Give the listing again, word for word, and let no picture into it.

**Input for this task:**
··········

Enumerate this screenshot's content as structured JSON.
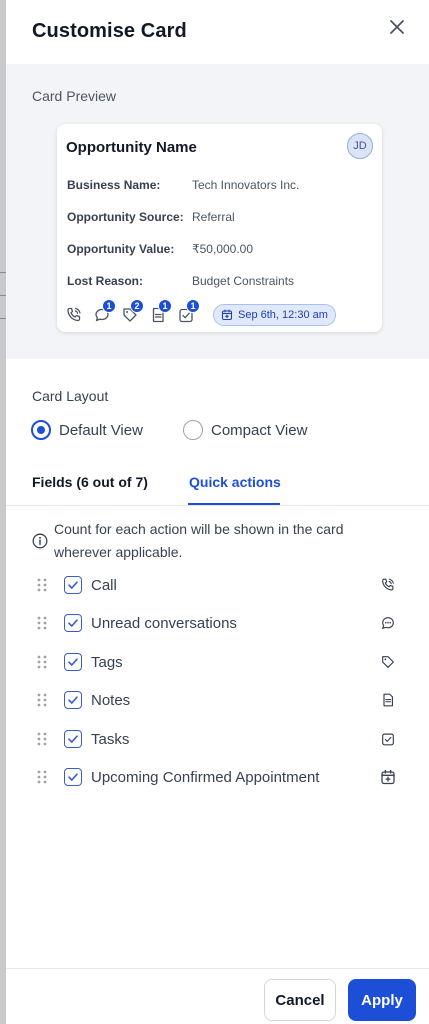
{
  "header": {
    "title": "Customise Card"
  },
  "preview": {
    "label": "Card Preview",
    "card": {
      "title": "Opportunity Name",
      "avatar_initials": "JD",
      "fields": [
        {
          "label": "Business Name:",
          "value": "Tech Innovators Inc."
        },
        {
          "label": "Opportunity Source:",
          "value": "Referral"
        },
        {
          "label": "Opportunity Value:",
          "value": "₹50,000.00"
        },
        {
          "label": "Lost Reason:",
          "value": "Budget Constraints"
        }
      ],
      "icons": [
        {
          "name": "call-icon",
          "badge": ""
        },
        {
          "name": "conversation-icon",
          "badge": "1"
        },
        {
          "name": "tag-icon",
          "badge": "2"
        },
        {
          "name": "note-icon",
          "badge": "1"
        },
        {
          "name": "task-icon",
          "badge": "1"
        }
      ],
      "appointment": "Sep 6th, 12:30 am"
    }
  },
  "layout": {
    "label": "Card Layout",
    "options": [
      {
        "label": "Default View",
        "selected": true
      },
      {
        "label": "Compact View",
        "selected": false
      }
    ]
  },
  "tabs": [
    {
      "label": "Fields (6 out of 7)",
      "active": false
    },
    {
      "label": "Quick actions",
      "active": true
    }
  ],
  "info": {
    "text": "Count for each action will be shown in the card wherever applicable."
  },
  "actions": [
    {
      "label": "Call",
      "checked": true,
      "icon": "call-icon"
    },
    {
      "label": "Unread conversations",
      "checked": true,
      "icon": "conversation-icon"
    },
    {
      "label": "Tags",
      "checked": true,
      "icon": "tag-icon"
    },
    {
      "label": "Notes",
      "checked": true,
      "icon": "note-icon"
    },
    {
      "label": "Tasks",
      "checked": true,
      "icon": "task-icon"
    },
    {
      "label": "Upcoming Confirmed Appointment",
      "checked": true,
      "icon": "calendar-icon"
    }
  ],
  "footer": {
    "cancel_label": "Cancel",
    "apply_label": "Apply"
  },
  "colors": {
    "accent": "#1d4ed8",
    "preview_bg": "#f2f4f7"
  }
}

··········

**Written reply:**
Enumerate this screenshot's content as structured JSON.
{
  "header": {
    "title": "Customise Card"
  },
  "preview": {
    "label": "Card Preview",
    "card": {
      "title": "Opportunity Name",
      "avatar_initials": "JD",
      "fields": [
        {
          "label": "Business Name:",
          "value": "Tech Innovators Inc."
        },
        {
          "label": "Opportunity Source:",
          "value": "Referral"
        },
        {
          "label": "Opportunity Value:",
          "value": "₹50,000.00"
        },
        {
          "label": "Lost Reason:",
          "value": "Budget Constraints"
        }
      ],
      "icons": [
        {
          "name": "call-icon",
          "badge": ""
        },
        {
          "name": "conversation-icon",
          "badge": "1"
        },
        {
          "name": "tag-icon",
          "badge": "2"
        },
        {
          "name": "note-icon",
          "badge": "1"
        },
        {
          "name": "task-icon",
          "badge": "1"
        }
      ],
      "appointment": "Sep 6th, 12:30 am"
    }
  },
  "layout": {
    "label": "Card Layout",
    "options": [
      {
        "label": "Default View",
        "selected": true
      },
      {
        "label": "Compact View",
        "selected": false
      }
    ]
  },
  "tabs": [
    {
      "label": "Fields (6 out of 7)",
      "active": false
    },
    {
      "label": "Quick actions",
      "active": true
    }
  ],
  "info": {
    "text": "Count for each action will be shown in the card wherever applicable."
  },
  "actions": [
    {
      "label": "Call",
      "checked": true,
      "icon": "call-icon"
    },
    {
      "label": "Unread conversations",
      "checked": true,
      "icon": "conversation-icon"
    },
    {
      "label": "Tags",
      "checked": true,
      "icon": "tag-icon"
    },
    {
      "label": "Notes",
      "checked": true,
      "icon": "note-icon"
    },
    {
      "label": "Tasks",
      "checked": true,
      "icon": "task-icon"
    },
    {
      "label": "Upcoming Confirmed Appointment",
      "checked": true,
      "icon": "calendar-icon"
    }
  ],
  "footer": {
    "cancel_label": "Cancel",
    "apply_label": "Apply"
  },
  "colors": {
    "accent": "#1d4ed8",
    "preview_bg": "#f2f4f7"
  }
}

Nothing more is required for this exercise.